A few days ago on Vent, Oberon brought up the old issue concerning Medieval knights on horseback wearing heavy armour and how it negatively effected their performance in battle. I forget the specific arguments made off-hand, although I do know the discussion snowballed into one about Landsknechts and other aspects of Renaissance-era warfare(jenocyde was nerding me).
Anyways.....here's something that should clarify the issue, on the general level at least:
4. Knights in full plate armor were clumsy and slow.

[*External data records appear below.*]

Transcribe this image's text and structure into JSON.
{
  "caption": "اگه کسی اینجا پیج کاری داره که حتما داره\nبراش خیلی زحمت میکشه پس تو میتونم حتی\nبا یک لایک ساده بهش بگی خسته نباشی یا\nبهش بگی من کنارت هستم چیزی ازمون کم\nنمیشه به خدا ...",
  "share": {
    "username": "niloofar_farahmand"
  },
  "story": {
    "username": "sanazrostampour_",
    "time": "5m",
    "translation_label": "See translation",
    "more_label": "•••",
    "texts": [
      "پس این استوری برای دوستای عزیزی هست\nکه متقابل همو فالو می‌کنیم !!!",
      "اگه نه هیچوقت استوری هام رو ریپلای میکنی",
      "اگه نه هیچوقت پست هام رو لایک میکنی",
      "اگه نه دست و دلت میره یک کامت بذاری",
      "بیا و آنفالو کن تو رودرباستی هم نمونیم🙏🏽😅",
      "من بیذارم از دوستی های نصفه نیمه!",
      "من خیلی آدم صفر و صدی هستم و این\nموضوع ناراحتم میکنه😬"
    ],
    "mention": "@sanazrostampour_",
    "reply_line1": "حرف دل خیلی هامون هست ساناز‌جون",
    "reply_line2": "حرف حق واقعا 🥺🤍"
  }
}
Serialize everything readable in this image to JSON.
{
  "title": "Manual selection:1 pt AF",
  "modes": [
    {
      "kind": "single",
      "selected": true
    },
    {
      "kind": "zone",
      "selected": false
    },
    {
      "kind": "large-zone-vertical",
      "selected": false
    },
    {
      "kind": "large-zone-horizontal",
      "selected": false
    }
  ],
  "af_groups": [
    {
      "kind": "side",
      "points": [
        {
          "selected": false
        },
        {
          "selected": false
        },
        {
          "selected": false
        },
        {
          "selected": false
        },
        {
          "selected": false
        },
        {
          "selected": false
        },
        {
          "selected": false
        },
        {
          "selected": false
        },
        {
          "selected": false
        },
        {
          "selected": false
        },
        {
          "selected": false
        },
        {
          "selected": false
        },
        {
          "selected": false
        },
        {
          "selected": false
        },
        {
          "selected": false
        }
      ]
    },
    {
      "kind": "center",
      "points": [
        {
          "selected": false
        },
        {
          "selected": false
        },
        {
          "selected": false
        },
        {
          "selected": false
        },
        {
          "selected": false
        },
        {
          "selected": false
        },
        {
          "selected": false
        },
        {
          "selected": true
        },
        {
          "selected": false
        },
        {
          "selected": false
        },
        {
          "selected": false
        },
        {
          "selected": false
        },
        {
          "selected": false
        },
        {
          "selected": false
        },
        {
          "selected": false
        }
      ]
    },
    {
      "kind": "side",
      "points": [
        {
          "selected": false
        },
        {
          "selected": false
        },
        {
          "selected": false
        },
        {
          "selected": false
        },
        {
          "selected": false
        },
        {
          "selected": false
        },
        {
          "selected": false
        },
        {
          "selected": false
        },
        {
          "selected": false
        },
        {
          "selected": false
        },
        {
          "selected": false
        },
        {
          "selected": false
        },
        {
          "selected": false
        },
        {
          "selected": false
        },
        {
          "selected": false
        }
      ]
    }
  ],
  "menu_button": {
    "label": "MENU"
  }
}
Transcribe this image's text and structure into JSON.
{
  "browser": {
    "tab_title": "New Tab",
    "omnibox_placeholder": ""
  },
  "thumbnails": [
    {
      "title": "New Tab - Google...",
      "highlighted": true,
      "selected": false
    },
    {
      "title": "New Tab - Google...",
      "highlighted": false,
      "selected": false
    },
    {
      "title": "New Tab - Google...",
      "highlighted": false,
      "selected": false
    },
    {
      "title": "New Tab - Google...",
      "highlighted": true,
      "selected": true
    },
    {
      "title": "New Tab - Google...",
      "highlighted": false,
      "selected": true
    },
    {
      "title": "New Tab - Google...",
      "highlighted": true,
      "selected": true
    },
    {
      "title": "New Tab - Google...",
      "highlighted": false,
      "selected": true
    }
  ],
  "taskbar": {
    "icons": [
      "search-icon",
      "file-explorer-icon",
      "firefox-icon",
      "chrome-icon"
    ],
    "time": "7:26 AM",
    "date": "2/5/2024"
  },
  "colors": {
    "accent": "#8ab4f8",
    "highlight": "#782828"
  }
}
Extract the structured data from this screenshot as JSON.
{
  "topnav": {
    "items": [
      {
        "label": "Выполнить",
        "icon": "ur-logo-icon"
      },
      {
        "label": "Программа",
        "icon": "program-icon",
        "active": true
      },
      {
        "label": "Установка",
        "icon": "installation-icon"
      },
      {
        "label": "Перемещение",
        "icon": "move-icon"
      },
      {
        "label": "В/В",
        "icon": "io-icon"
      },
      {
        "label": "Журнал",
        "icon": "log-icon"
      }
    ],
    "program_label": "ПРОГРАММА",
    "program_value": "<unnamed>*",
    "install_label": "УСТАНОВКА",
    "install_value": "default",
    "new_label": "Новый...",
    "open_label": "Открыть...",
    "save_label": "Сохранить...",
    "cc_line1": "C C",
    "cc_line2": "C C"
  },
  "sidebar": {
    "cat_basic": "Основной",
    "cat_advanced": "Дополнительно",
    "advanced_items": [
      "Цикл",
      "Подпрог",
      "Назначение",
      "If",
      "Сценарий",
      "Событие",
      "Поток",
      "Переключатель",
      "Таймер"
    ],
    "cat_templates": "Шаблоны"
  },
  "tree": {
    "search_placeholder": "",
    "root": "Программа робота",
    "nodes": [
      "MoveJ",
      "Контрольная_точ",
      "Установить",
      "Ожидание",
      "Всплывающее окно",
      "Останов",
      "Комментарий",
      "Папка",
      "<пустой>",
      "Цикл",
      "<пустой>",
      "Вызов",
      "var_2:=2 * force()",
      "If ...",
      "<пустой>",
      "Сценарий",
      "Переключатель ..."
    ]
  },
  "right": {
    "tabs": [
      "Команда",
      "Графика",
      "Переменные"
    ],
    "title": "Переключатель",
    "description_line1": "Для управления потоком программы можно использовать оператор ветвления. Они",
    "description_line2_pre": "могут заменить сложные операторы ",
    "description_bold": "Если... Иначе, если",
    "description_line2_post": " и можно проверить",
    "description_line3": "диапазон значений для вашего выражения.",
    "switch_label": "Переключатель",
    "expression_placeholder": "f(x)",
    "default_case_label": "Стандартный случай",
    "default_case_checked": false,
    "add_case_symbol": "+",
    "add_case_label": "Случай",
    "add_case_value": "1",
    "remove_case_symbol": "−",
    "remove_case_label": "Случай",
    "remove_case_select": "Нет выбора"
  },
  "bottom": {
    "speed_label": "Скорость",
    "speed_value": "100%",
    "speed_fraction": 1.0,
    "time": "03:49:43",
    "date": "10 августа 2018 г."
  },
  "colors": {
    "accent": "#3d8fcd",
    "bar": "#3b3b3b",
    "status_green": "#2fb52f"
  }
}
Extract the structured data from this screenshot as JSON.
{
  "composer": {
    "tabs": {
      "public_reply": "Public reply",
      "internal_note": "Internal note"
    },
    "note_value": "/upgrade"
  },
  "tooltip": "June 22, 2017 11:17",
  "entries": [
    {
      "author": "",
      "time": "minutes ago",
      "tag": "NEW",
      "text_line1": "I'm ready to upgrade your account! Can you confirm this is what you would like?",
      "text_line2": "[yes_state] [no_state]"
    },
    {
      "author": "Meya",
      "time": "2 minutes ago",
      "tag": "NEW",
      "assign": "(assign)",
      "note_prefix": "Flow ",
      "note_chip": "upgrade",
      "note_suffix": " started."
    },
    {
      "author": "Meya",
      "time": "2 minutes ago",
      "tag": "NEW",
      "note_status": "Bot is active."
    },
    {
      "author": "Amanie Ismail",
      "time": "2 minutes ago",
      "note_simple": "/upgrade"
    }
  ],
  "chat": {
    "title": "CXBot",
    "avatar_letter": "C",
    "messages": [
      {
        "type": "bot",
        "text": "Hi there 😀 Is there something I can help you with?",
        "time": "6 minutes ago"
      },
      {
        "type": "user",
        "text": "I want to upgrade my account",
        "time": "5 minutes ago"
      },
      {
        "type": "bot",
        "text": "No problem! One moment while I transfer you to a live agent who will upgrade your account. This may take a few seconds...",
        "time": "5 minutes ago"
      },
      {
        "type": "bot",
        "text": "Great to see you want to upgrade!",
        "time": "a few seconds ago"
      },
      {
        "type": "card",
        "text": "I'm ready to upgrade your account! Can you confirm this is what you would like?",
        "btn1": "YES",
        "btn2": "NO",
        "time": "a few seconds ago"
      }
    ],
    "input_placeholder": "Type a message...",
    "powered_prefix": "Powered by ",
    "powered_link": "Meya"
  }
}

False. The popular belief in untutored knights clumsily swinging crude swords while awkwardly lumbering around in heavy armor is inaccurate and uninformed. Mistaken claims that Medieval armored horsemen had become clanking tanks or that unhorsed a knight was at his foe's mercy have become common even among some medieval historians. A warrior in plate armor was far from being the sluggish lobster so frequently mischaracterized by military writers. While an armored man was not as agile as an unarmored one, plate armor overall was well balanced and ingeniously designed to permit considerable maneuverability and nimbleness. This fact is clearly expressed in the fighting literature on armored combat and born out by modern experiments in both antique armor specimens and historically accurate reproductions. Unlike what has been notoriously misrepresented in popular culture, a well-trained and physically conditioned man fighting in full harness was typically a formidable opponent (and there were many different kinds of armor for foot or mounted combat). But this is not to say that fighting in full plate armor was not tiresome or stifling. Armor restricted breathing and ability to ventilate body heat, as well as limited vision and hearing. If armor did not work well it would not have been around for so long in so many different forms. (For more on this see: "Medieval Armor: Plated Perfection" in Military History, July 2005).
Top Myths of Renaissance Martial Arts & Swords